Taking care of children in crisis situations

What we learned from the catastrophic flooding in Croatia and the region

Marina Knežević Barišić
Ariana (11) u igraonici Ganja u Gunji
UNICEF/Knežević Barišić
09 September 2019

Arianna (11) and Leon (6) visit the play centre Ganja in Gunja, whose work is supported by UNICEF. They spend quality time there and every day they learn something new and useful. Arianna spends a lot of time in Ganja: “I arrive at Ganja at around 10, I stay there until 1 pm and then I go home. I am bored at home, so I go to Ganja again. I always come to Ganja when I’m bored, because it is nice here, and I just love to draw. I like to read, too, and the book I like the most is “Sleeping Beauty”. I have four sisters, I’m the fifth, and my brother is number six.” Arianna tells us all this in a single breath. Leon also often visits Ganja. When we visited, they were learning how to protect themselves from fire. Leon and all the other children have learned how to prevent fire through their behaviour, but also what can cause fire. “There can be a fire if you go to the store and leave the oven on. You return and there is a fire. Then we have to call the firemen on 112 or 193,” Leon tells us. Both Arianna and Leon visit Ganja daily.

mali dječak u igraonici Ganja u Gunji
UNICEF/Knežević Barišić
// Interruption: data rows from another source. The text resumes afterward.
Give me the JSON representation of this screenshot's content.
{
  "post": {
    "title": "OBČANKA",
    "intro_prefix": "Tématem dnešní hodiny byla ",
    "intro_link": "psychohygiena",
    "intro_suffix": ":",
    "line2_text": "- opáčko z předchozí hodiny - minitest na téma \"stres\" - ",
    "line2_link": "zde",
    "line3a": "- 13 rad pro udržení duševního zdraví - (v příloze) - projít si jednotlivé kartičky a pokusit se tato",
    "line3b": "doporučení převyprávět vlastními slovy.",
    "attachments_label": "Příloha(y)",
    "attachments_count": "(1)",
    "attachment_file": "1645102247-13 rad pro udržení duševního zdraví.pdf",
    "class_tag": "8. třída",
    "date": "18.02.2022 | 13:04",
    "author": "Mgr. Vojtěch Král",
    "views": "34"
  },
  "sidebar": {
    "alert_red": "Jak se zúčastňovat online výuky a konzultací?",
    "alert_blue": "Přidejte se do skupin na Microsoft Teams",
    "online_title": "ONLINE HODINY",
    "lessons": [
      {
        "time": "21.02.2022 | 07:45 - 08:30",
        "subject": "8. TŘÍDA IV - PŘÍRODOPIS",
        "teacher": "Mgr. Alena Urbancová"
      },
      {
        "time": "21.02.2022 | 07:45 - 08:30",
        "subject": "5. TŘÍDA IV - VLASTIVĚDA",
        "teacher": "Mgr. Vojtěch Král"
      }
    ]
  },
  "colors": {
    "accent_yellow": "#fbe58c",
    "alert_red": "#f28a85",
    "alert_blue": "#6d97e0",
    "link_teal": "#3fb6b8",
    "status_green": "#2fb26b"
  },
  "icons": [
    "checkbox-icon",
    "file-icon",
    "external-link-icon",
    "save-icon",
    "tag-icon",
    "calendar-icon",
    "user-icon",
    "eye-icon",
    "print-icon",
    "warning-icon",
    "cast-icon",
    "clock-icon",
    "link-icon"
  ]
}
 After this part of the country was exposed to unprecedented flooding, Ganja was a refuge for children who needed a safe place to play while their region fought the consequences of this big natural disaster. Arianna remembers the flooding well. “We were at home and we knew nothing. Dad thought that there would only be a little water, but then my uncle called and told mum we had to leave the house. Dad saw the water coming and we got on a bus. It was horrible to see water coming. When we returned home, everything was full of mud. We all helped clean up. For a long time, we lived in a container settlement.” Children in Gunja were forced to learn a lot about flooding.

“Flooding happens when the dam breaks and then there is a flood. Then it looks like a bathtub, only it is bigger than a little bathtub. Then firemen pump water, I saw them do it. And you have to fill the dam with gravel, so that the water cannot enter. There was flooding here in Gunja. It was horrible, but not too much. I was safe. I went to sleep in Zagreb,” six-year-old Leon told us. He also told us proudly that he knew a lot about earthquakes, too: “It’s when the earth shakes and then the paths or roads break. They can be fixed with tape when they break. Sometimes there is thunder before an earthquake. I saw it on TV, in a cartoon. It was not horrible because it was only a cartoon, but in Japan there are earthquakes and people must be afraid there. There are no earthquakes here.”

igračka u igraonici
UNICEF/Knežević Barišić

Still, the same as flooding, earthquakes and numerous other disasters (droughts, violent storms, landslides and other catastrophes) can happen in Croatia, too. In order to make sure that in such situations the most vulnerable amongst us are also the most strengthened group, we launch educational activities to prepare children for crisis situations, so that they know how to protect and save themselves. Natural catastrophes happen, but how we react is our responsibility. By learning about risks, protection and rescue, dangers can be reduced and we and others can be protected.